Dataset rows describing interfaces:
***

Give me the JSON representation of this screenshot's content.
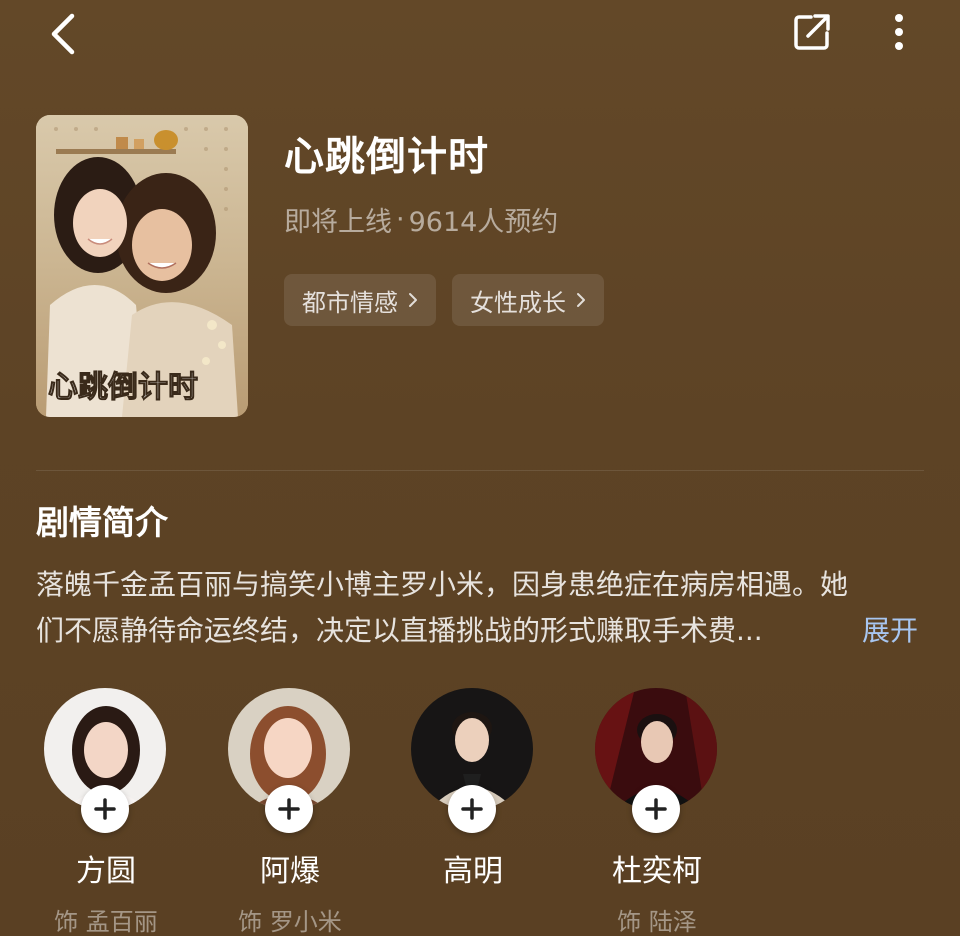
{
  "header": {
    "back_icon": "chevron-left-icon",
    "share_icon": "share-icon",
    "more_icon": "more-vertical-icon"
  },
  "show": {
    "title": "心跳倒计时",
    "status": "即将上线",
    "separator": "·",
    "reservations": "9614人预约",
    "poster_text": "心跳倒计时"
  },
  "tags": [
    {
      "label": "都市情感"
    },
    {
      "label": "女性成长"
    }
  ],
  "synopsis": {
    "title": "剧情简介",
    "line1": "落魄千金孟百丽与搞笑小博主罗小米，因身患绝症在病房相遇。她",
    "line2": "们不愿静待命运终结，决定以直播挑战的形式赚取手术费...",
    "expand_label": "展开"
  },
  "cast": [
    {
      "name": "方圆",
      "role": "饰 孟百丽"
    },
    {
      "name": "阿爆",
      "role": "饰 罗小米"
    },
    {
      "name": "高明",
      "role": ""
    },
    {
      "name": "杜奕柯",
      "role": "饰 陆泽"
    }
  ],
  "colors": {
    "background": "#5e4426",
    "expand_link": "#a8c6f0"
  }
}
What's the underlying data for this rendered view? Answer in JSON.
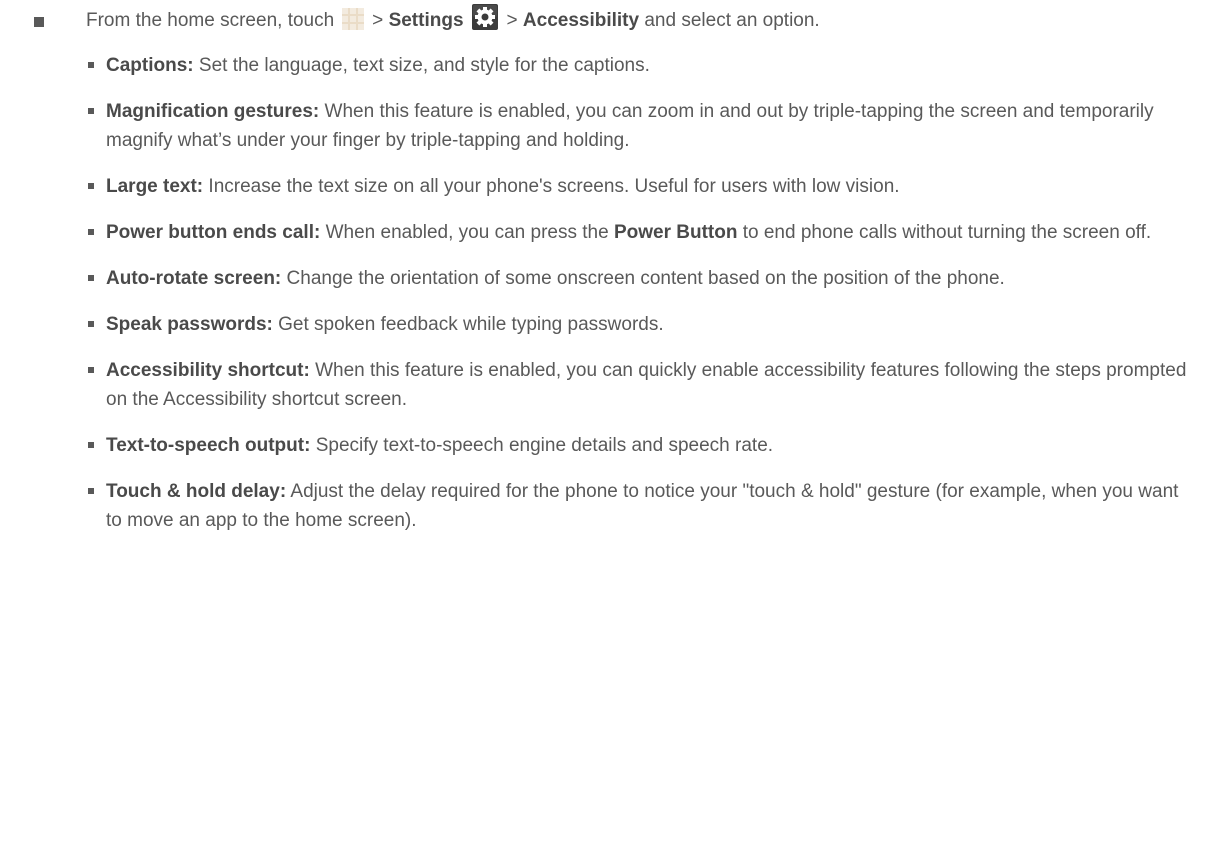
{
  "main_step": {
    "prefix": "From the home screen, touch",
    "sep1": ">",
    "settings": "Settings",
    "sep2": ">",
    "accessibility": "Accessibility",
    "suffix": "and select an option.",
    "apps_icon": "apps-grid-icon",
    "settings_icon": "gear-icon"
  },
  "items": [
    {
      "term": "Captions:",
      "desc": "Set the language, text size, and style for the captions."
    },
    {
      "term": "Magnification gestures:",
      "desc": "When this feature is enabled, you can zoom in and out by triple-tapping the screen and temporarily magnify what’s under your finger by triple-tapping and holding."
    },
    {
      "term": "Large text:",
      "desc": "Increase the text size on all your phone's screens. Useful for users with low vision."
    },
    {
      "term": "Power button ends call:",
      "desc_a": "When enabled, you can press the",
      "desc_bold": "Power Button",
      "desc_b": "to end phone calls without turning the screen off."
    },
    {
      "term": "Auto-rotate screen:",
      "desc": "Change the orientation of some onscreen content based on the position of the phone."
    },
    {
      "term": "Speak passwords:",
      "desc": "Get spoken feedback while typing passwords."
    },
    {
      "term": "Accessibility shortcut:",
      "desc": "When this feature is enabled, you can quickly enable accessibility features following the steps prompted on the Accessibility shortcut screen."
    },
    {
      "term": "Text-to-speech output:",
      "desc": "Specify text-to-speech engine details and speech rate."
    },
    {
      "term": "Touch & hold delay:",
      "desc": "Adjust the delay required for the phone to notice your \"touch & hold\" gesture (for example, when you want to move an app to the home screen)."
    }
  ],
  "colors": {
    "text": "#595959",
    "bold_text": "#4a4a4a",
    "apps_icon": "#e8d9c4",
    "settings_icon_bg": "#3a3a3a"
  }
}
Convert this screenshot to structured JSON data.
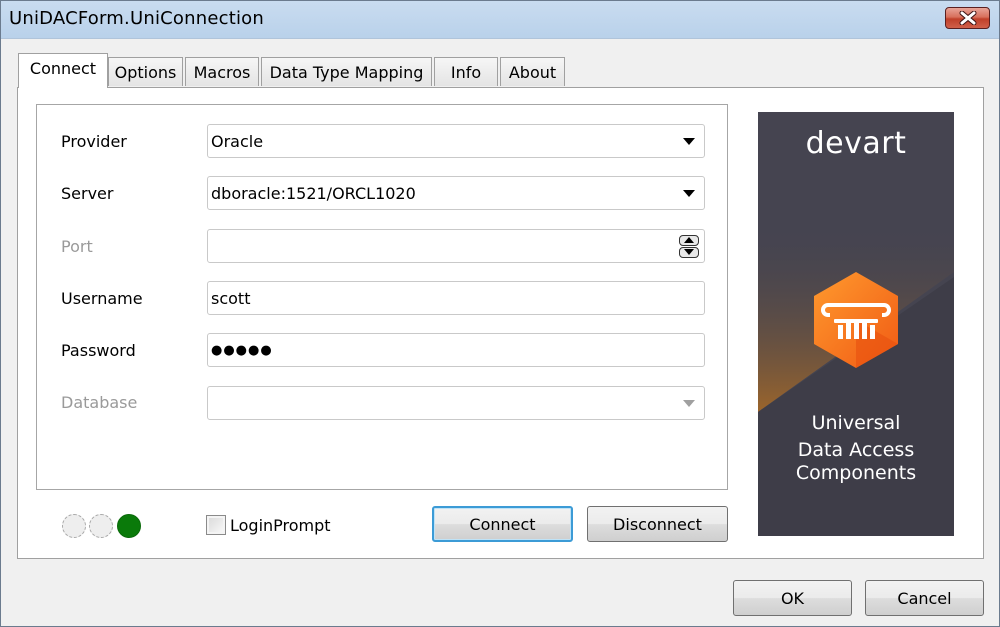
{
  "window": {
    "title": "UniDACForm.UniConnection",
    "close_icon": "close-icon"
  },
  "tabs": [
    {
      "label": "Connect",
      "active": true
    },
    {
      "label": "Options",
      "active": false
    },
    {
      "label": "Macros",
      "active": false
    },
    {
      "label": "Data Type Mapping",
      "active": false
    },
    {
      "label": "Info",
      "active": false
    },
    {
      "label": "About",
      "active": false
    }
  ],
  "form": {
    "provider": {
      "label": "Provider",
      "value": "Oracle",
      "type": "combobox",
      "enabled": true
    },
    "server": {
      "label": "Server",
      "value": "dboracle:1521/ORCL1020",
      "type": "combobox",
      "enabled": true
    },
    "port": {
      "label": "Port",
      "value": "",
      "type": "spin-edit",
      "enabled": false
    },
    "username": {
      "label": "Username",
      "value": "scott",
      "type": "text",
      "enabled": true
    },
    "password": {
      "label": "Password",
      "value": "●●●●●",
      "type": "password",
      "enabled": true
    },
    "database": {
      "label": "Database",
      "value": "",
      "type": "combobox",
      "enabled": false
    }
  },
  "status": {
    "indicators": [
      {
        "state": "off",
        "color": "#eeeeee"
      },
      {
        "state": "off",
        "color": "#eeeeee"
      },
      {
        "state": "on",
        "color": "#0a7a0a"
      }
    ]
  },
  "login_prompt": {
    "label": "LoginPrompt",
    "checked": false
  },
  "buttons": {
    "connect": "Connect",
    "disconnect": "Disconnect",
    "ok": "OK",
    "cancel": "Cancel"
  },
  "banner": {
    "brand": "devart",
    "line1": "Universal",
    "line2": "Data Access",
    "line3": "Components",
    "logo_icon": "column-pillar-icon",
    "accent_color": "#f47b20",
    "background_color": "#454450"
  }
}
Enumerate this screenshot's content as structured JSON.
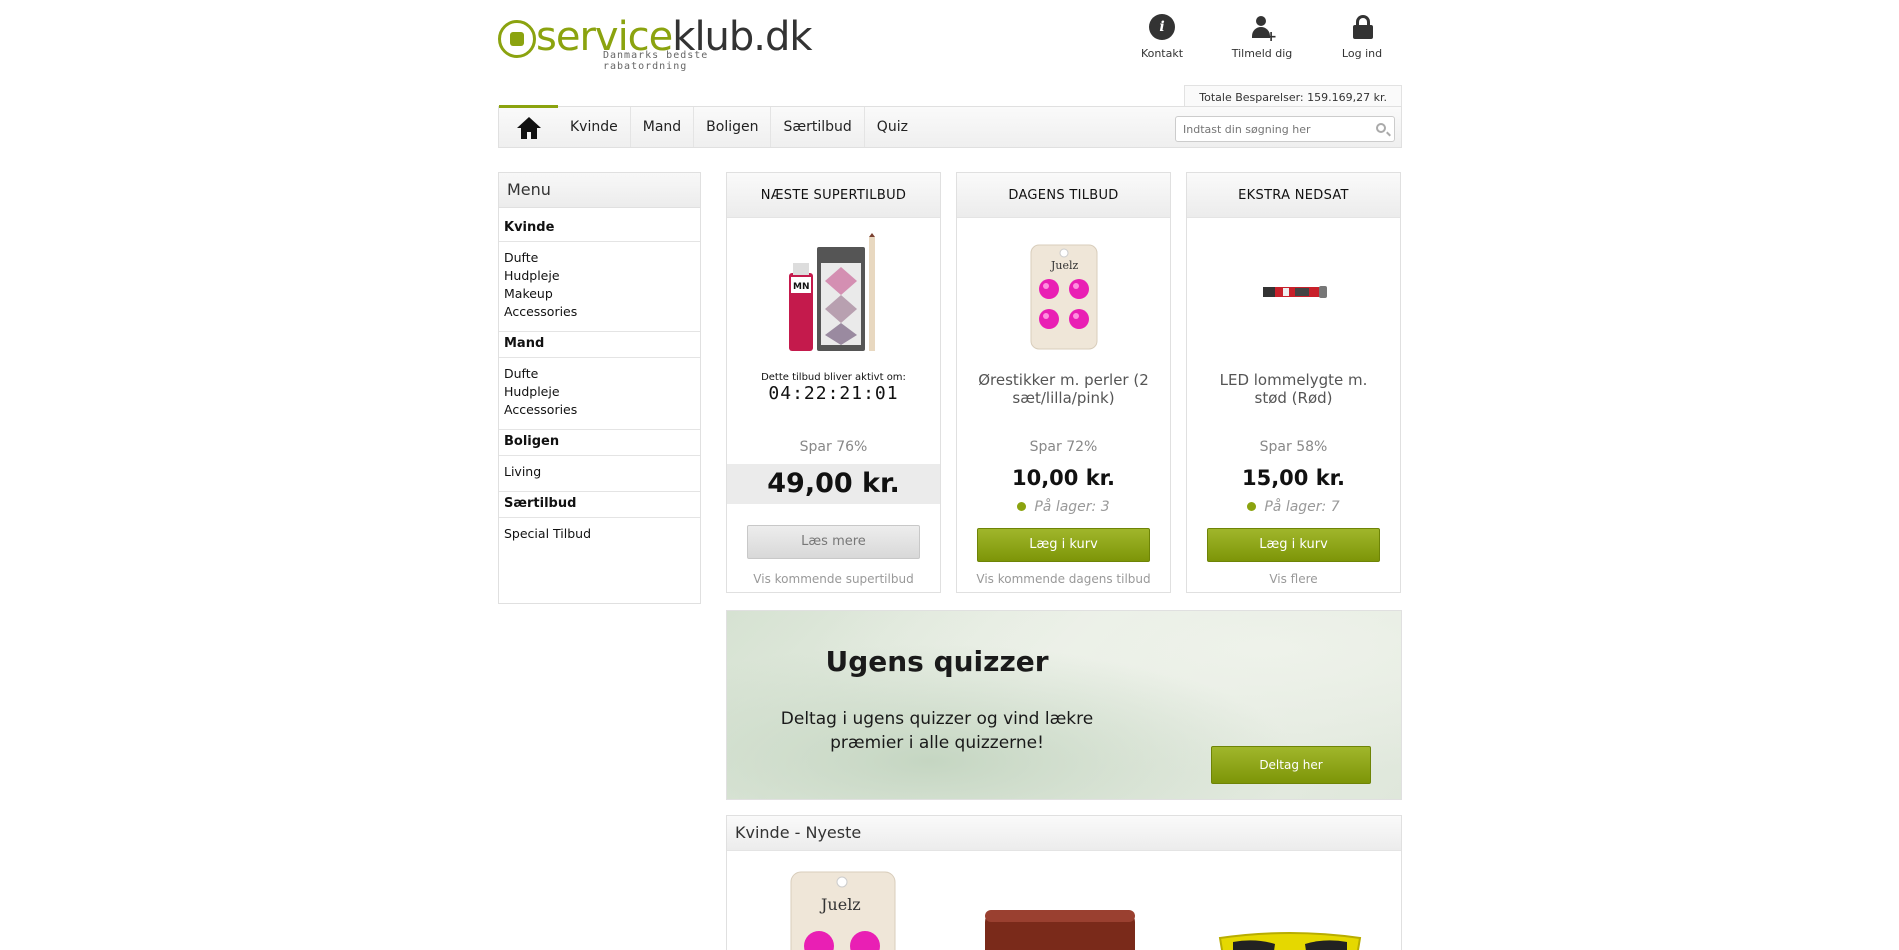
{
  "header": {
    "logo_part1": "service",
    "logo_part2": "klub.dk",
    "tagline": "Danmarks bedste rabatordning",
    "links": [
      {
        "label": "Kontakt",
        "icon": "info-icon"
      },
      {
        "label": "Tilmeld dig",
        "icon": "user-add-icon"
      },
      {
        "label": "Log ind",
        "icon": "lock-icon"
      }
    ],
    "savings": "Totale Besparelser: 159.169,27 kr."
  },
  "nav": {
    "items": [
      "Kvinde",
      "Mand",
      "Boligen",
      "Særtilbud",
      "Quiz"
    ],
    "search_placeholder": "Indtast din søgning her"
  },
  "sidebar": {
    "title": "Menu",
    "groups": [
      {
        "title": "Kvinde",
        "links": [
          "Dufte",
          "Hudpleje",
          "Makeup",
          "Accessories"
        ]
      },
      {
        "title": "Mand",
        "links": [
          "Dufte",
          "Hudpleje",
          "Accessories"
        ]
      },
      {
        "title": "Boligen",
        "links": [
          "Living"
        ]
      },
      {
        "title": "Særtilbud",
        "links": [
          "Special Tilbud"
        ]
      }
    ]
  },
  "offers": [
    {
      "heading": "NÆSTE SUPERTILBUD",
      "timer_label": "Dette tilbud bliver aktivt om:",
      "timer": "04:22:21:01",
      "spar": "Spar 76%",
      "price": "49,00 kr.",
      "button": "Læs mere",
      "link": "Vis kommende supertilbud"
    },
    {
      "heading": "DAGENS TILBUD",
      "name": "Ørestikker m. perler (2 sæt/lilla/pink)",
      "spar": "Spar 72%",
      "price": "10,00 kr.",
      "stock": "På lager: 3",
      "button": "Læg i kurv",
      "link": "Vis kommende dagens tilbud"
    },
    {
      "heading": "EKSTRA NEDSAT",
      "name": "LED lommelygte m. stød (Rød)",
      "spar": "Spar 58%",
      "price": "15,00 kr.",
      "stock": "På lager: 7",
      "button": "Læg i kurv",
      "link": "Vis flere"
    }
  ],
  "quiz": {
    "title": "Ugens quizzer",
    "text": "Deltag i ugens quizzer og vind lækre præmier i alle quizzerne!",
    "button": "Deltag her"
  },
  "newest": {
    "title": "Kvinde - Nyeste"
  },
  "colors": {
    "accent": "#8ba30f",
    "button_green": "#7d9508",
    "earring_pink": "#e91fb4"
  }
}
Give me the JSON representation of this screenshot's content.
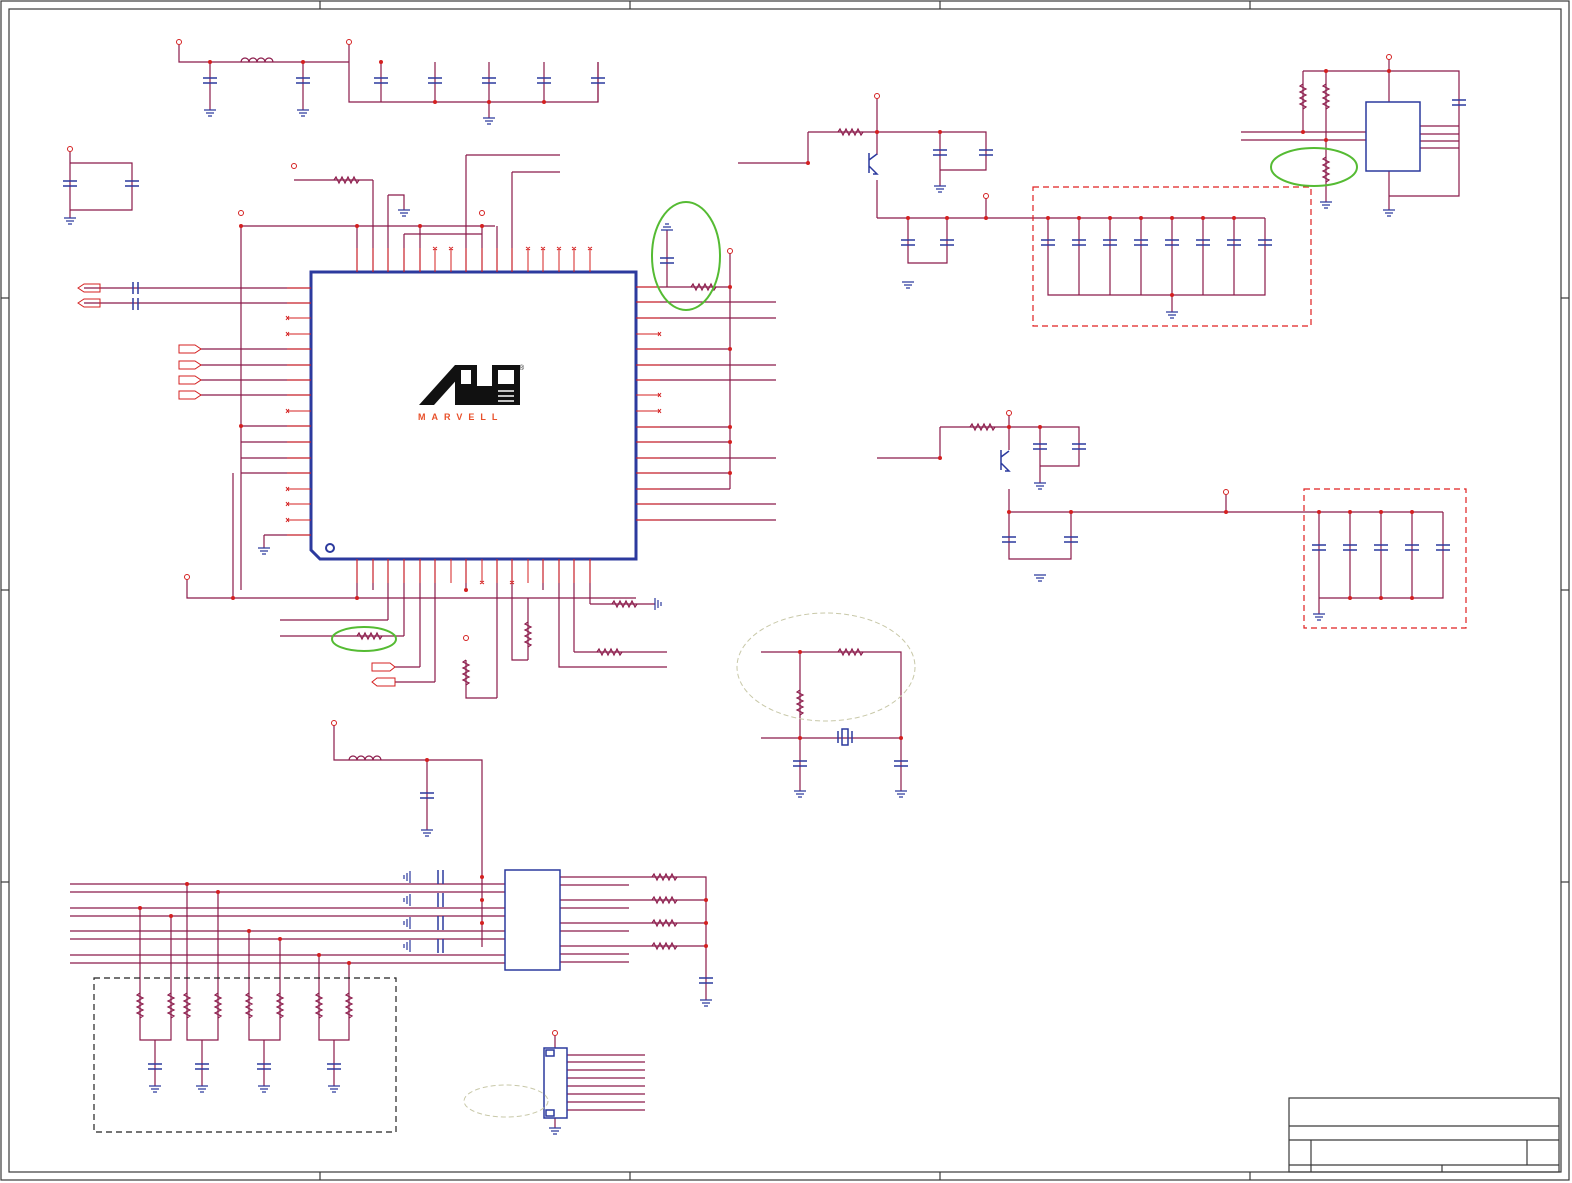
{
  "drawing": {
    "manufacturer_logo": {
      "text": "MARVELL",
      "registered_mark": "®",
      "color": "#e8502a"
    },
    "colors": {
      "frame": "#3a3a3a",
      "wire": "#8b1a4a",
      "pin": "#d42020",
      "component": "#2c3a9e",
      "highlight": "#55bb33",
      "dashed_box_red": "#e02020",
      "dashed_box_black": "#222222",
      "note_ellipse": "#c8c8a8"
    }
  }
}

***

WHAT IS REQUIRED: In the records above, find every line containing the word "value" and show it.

ANSWER BELOW:
      "value": "Oracle",
      "value": "dboracle:1521/ORCL1020",
      "value": "",
      "value": "scott",
      "value": "●●●●●",
      "value": "",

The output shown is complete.